BRIGHTON, England (Reuters) - They came with their faces painted red and white, entire families swishing flags bearing the ‘circle of the sun’. They had come, imbued by that peculiar brand of Britishness which demands neutrals cheer for the underdog.
As dusk fell on the English south coast, their faces were a tear-streaked mess of pink, and their heads shook in disbelief after they had found themselves playing a vibrant part in the biggest shock in Rugby World Cup history.
Japan, those bravest of Brave Blossoms, put twice champions South Africa to the sword 34-32, in a manner which rocked world rugby to its core.
“What?” shouted wide-eyed Maureen Pearte, a teacher who had travelled from London to watch the game.
Her one word refrain almost said it all.
Laughing as she left the stadium, she said: “I’m here with my South African friends, but... how good were ‘they’?”
She was right. ‘They’ had been superb, and remarkably catapulted Japanese rugby to the front page of newspapers around the world.
Euphoria was widespread.
“I love Japan,” grinned one local, who gave his name as Matt.
Sporting a white long-sleeved rugby jersey with the Japanese crest on his chest, he waved a plastic pint of beer in the air, his glassy eyes following it in its arc.
“I love Japan,” he said again. It was that kind of day.
There had been no element of luck in this triumph of heart and pugnacious spirit over a member of rugby’s aristocracy.
And if neutrals had been confused that, in picking unfancied Japan, they had chosen the wrong underdog, it was understandable.
For confusion reigned at Brighton’s Community Stadium where the Springboks’ supposed hors d’oeuvre played throughout like red-and-white striped All Blacks.
Full of heart, full of running and wielding lethal chop tackles to halt wave after wave of South African attack, before stealing the ball and countering at blistering pace, the Japanese looked every bit the equal of the twice champion Springboks.
And so it proved.
Chants of “Nippon, Nippon, Nippon” reverberated around the arena, normally home to English Championship football club Brighton and Hove Albion, as this most unlikely of results unfolded.

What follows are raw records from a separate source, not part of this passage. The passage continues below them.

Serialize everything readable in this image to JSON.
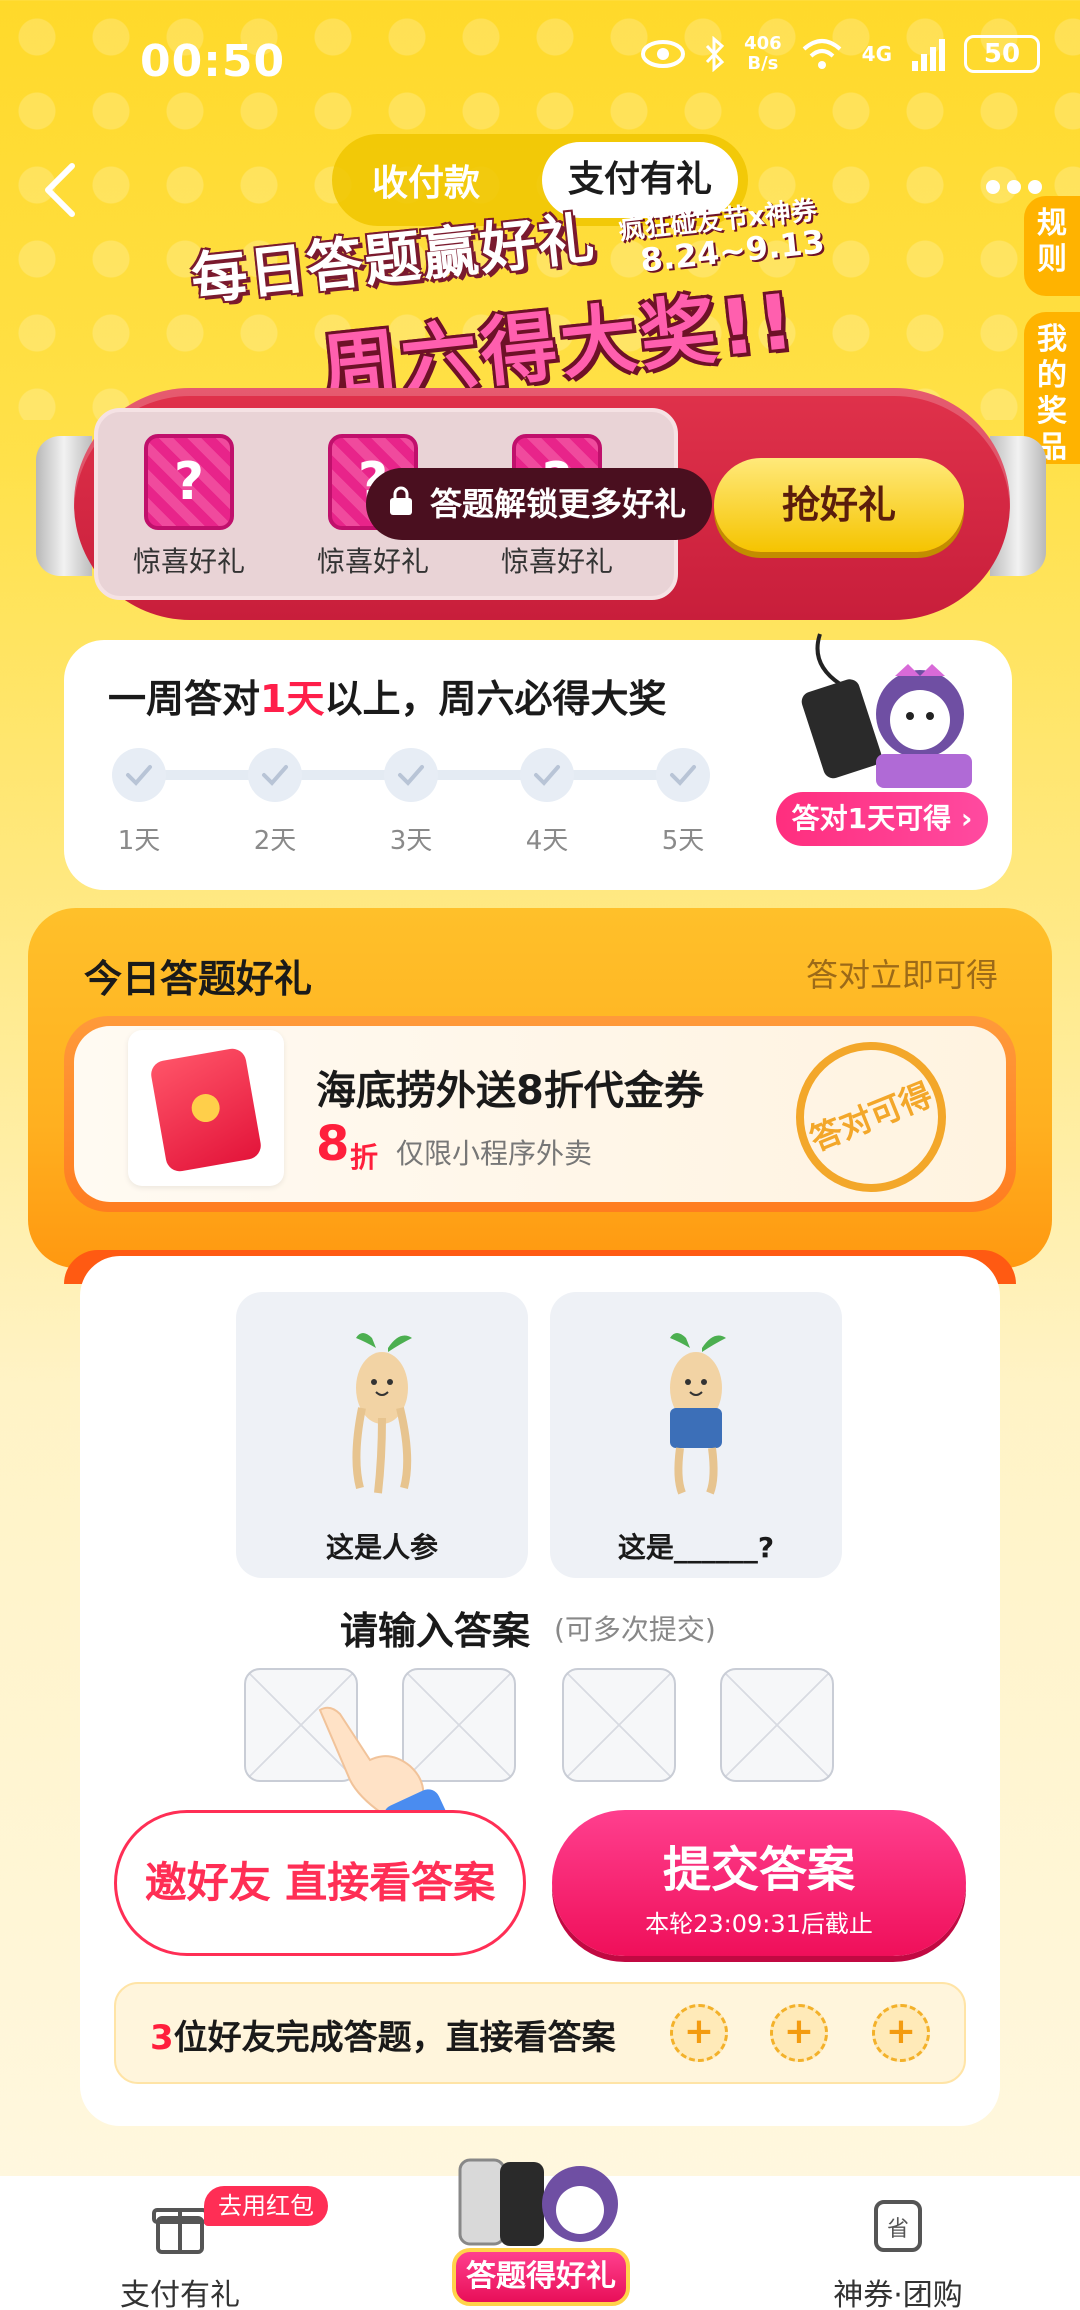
{
  "status": {
    "time": "00:50",
    "speed_value": "406",
    "speed_unit": "B/s",
    "battery": "50",
    "network": "4G"
  },
  "header": {
    "tabs": [
      "收付款",
      "支付有礼"
    ],
    "active_tab": "支付有礼",
    "side_rules": "规则",
    "side_prizes": "我的奖品"
  },
  "banner": {
    "line1": "每日答题赢好礼",
    "line2": "周六得大奖!!",
    "event": "疯狂碰友节x神券",
    "dates": "8.24~9.13"
  },
  "capsule": {
    "gifts": [
      {
        "icon": "?",
        "label": "惊喜好礼"
      },
      {
        "icon": "?",
        "label": "惊喜好礼"
      },
      {
        "icon": "?",
        "label": "惊喜好礼"
      }
    ],
    "lock_text": "答题解锁更多好礼",
    "grab_button": "抢好礼"
  },
  "week": {
    "title_pre": "一周答对",
    "title_hl": "1天",
    "title_post": "以上，周六必得大奖",
    "days": [
      "1天",
      "2天",
      "3天",
      "4天",
      "5天"
    ],
    "prize_pill": "答对1天可得 ›"
  },
  "today": {
    "title": "今日答题好礼",
    "hint": "答对立即可得",
    "coupon_name": "海底捞外送8折代金券",
    "coupon_value": "8",
    "coupon_unit": "折",
    "coupon_desc": "仅限小程序外卖",
    "stamp": "答对可得"
  },
  "question": {
    "left_caption": "这是人参",
    "right_caption": "这是______?",
    "input_title": "请输入答案",
    "input_sub": "(可多次提交)",
    "invite_button": "邀好友 直接看答案",
    "submit_button": "提交答案",
    "submit_deadline": "本轮23:09:31后截止",
    "friend_count": "3",
    "friend_text": "位好友完成答题，直接看答案",
    "plus": [
      "+",
      "+",
      "+"
    ]
  },
  "bottom_nav": {
    "left_label": "支付有礼",
    "left_tag": "去用红包",
    "center_label": "答题得好礼",
    "right_label": "神券·团购"
  },
  "colors": {
    "accent": "#ff2e55",
    "gold": "#ffd92a",
    "deep_red": "#c81e3b"
  }
}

It wasn’t supposed to have been like this. The Japanese were meant to tire and flag against a nation boasting the best win rate of any in the world cup — more than 80 percent of their World Cup matches to date had ended in a Springbok win.

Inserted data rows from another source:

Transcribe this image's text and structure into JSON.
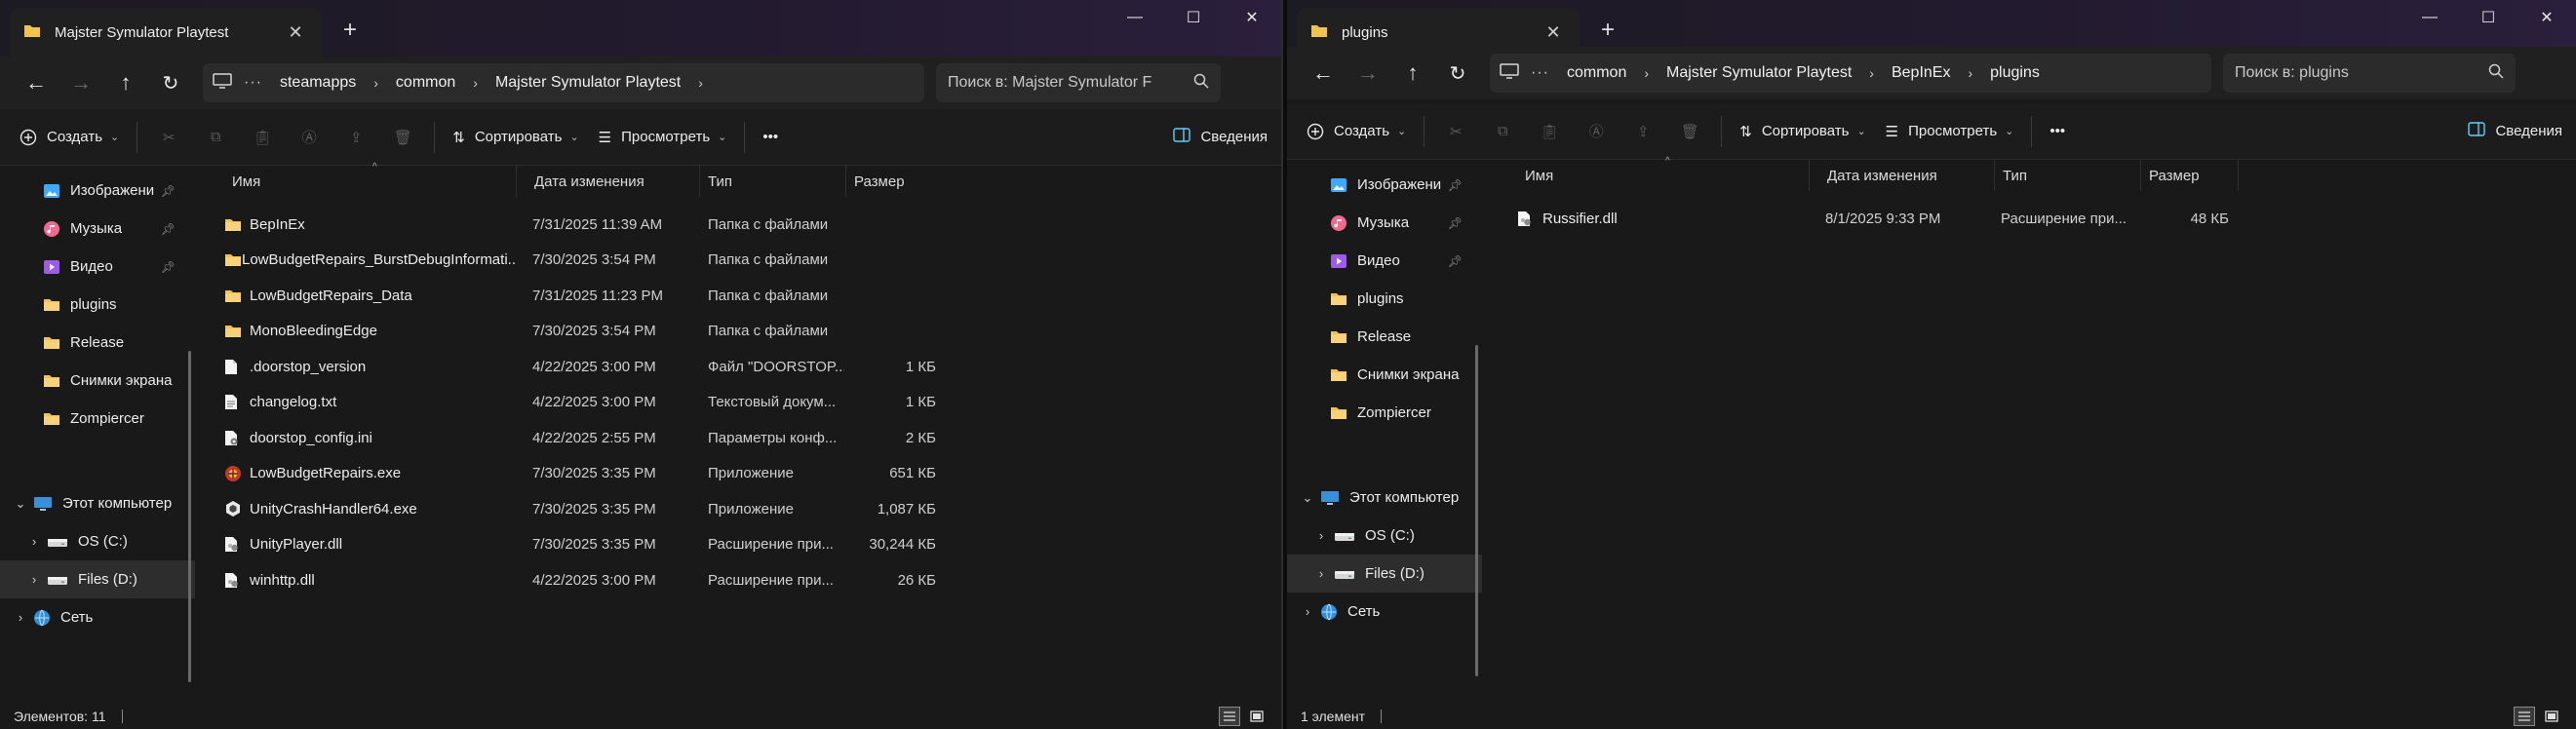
{
  "colors": {
    "folder": "#f2c14e",
    "accent": "#60cdff",
    "bg": "#191919"
  },
  "icons": {
    "back": "arrow-left-icon",
    "forward": "arrow-right-icon",
    "up": "arrow-up-icon",
    "refresh": "refresh-icon",
    "pc": "computer-icon",
    "search": "search-icon",
    "create": "plus-circle-icon",
    "cut": "scissors-icon",
    "copy": "copy-icon",
    "paste": "clipboard-icon",
    "rename": "rename-icon",
    "share": "share-icon",
    "delete": "trash-icon",
    "sort": "sort-icon",
    "view": "view-icon",
    "more": "more-icon",
    "details": "details-pane-icon"
  },
  "toolbar": {
    "create_label": "Создать",
    "sort_label": "Сортировать",
    "view_label": "Просмотреть",
    "more_label": "•••",
    "details_label": "Сведения"
  },
  "columns": {
    "name": "Имя",
    "date": "Дата изменения",
    "type": "Тип",
    "size": "Размер"
  },
  "window1": {
    "tab_title": "Majster Symulator Playtest",
    "breadcrumb": [
      "steamapps",
      "common",
      "Majster Symulator Playtest"
    ],
    "search_placeholder": "Поиск в: Majster Symulator F",
    "sidebar": [
      {
        "label": "Изображени",
        "icon": "images-icon",
        "pinned": true
      },
      {
        "label": "Музыка",
        "icon": "music-icon",
        "pinned": true
      },
      {
        "label": "Видео",
        "icon": "video-icon",
        "pinned": true
      },
      {
        "label": "plugins",
        "icon": "folder-icon",
        "pinned": false
      },
      {
        "label": "Release",
        "icon": "folder-icon",
        "pinned": false
      },
      {
        "label": "Снимки экрана",
        "icon": "folder-icon",
        "pinned": false
      },
      {
        "label": "Zompiercer",
        "icon": "folder-icon",
        "pinned": false
      }
    ],
    "tree": [
      {
        "label": "Этот компьютер",
        "icon": "computer-icon",
        "expander": "⌄",
        "level": 0
      },
      {
        "label": "OS (C:)",
        "icon": "drive-icon",
        "expander": "›",
        "level": 1
      },
      {
        "label": "Files (D:)",
        "icon": "drive-icon",
        "expander": "›",
        "level": 1,
        "selected": true
      },
      {
        "label": "Сеть",
        "icon": "network-icon",
        "expander": "›",
        "level": 0
      }
    ],
    "files": [
      {
        "name": "BepInEx",
        "date": "7/31/2025 11:39 AM",
        "type": "Папка с файлами",
        "size": "",
        "icon": "folder-icon"
      },
      {
        "name": "LowBudgetRepairs_BurstDebugInformati...",
        "date": "7/30/2025 3:54 PM",
        "type": "Папка с файлами",
        "size": "",
        "icon": "folder-icon"
      },
      {
        "name": "LowBudgetRepairs_Data",
        "date": "7/31/2025 11:23 PM",
        "type": "Папка с файлами",
        "size": "",
        "icon": "folder-icon"
      },
      {
        "name": "MonoBleedingEdge",
        "date": "7/30/2025 3:54 PM",
        "type": "Папка с файлами",
        "size": "",
        "icon": "folder-icon"
      },
      {
        "name": ".doorstop_version",
        "date": "4/22/2025 3:00 PM",
        "type": "Файл \"DOORSTOP...",
        "size": "1 КБ",
        "icon": "file-icon"
      },
      {
        "name": "changelog.txt",
        "date": "4/22/2025 3:00 PM",
        "type": "Текстовый докум...",
        "size": "1 КБ",
        "icon": "text-file-icon"
      },
      {
        "name": "doorstop_config.ini",
        "date": "4/22/2025 2:55 PM",
        "type": "Параметры конф...",
        "size": "2 КБ",
        "icon": "config-file-icon"
      },
      {
        "name": "LowBudgetRepairs.exe",
        "date": "7/30/2025 3:35 PM",
        "type": "Приложение",
        "size": "651 КБ",
        "icon": "app-exe-icon"
      },
      {
        "name": "UnityCrashHandler64.exe",
        "date": "7/30/2025 3:35 PM",
        "type": "Приложение",
        "size": "1,087 КБ",
        "icon": "unity-exe-icon"
      },
      {
        "name": "UnityPlayer.dll",
        "date": "7/30/2025 3:35 PM",
        "type": "Расширение при...",
        "size": "30,244 КБ",
        "icon": "dll-file-icon"
      },
      {
        "name": "winhttp.dll",
        "date": "4/22/2025 3:00 PM",
        "type": "Расширение при...",
        "size": "26 КБ",
        "icon": "dll-file-icon"
      }
    ],
    "status": "Элементов: 11"
  },
  "window2": {
    "tab_title": "plugins",
    "breadcrumb": [
      "common",
      "Majster Symulator Playtest",
      "BepInEx",
      "plugins"
    ],
    "search_placeholder": "Поиск в: plugins",
    "sidebar": [
      {
        "label": "Изображени",
        "icon": "images-icon",
        "pinned": true
      },
      {
        "label": "Музыка",
        "icon": "music-icon",
        "pinned": true
      },
      {
        "label": "Видео",
        "icon": "video-icon",
        "pinned": true
      },
      {
        "label": "plugins",
        "icon": "folder-icon",
        "pinned": false
      },
      {
        "label": "Release",
        "icon": "folder-icon",
        "pinned": false
      },
      {
        "label": "Снимки экрана",
        "icon": "folder-icon",
        "pinned": false
      },
      {
        "label": "Zompiercer",
        "icon": "folder-icon",
        "pinned": false
      }
    ],
    "tree": [
      {
        "label": "Этот компьютер",
        "icon": "computer-icon",
        "expander": "⌄",
        "level": 0
      },
      {
        "label": "OS (C:)",
        "icon": "drive-icon",
        "expander": "›",
        "level": 1
      },
      {
        "label": "Files (D:)",
        "icon": "drive-icon",
        "expander": "›",
        "level": 1,
        "selected": true
      },
      {
        "label": "Сеть",
        "icon": "network-icon",
        "expander": "›",
        "level": 0
      }
    ],
    "files": [
      {
        "name": "Russifier.dll",
        "date": "8/1/2025 9:33 PM",
        "type": "Расширение при...",
        "size": "48 КБ",
        "icon": "dll-file-icon"
      }
    ],
    "status": "1 элемент"
  }
}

Not this time.
Superlatives can barely do the shock justice. Nor can they fully explain the manner of the upset.
Ultimately, aphorism may make a better fist of it. When all is said and done, the proverb ‘fortune favours the brave’ sums it up best, for the Japanese were nothing but courageous.
Time and again eschewing opportunities for a three-point penalty, instead they sought to batter through one of the toughest defensive units in the game in search of tries.
Never more so was this telling than at the death, when a draw with the mighty South Africans was a stone-dead penalty away. But once again the Japanese put faith in their ability when few in the crowd, or the banks of assembled commentators and experts, or the millions at home, shared that faith.
They were right, though, and on the last play of the game, replacement Kame Hesketh finally found a way through to clinch the most momentous win and put Japan — and Brighton — firmly on the rugby map.
Editing by: Mitch Phillips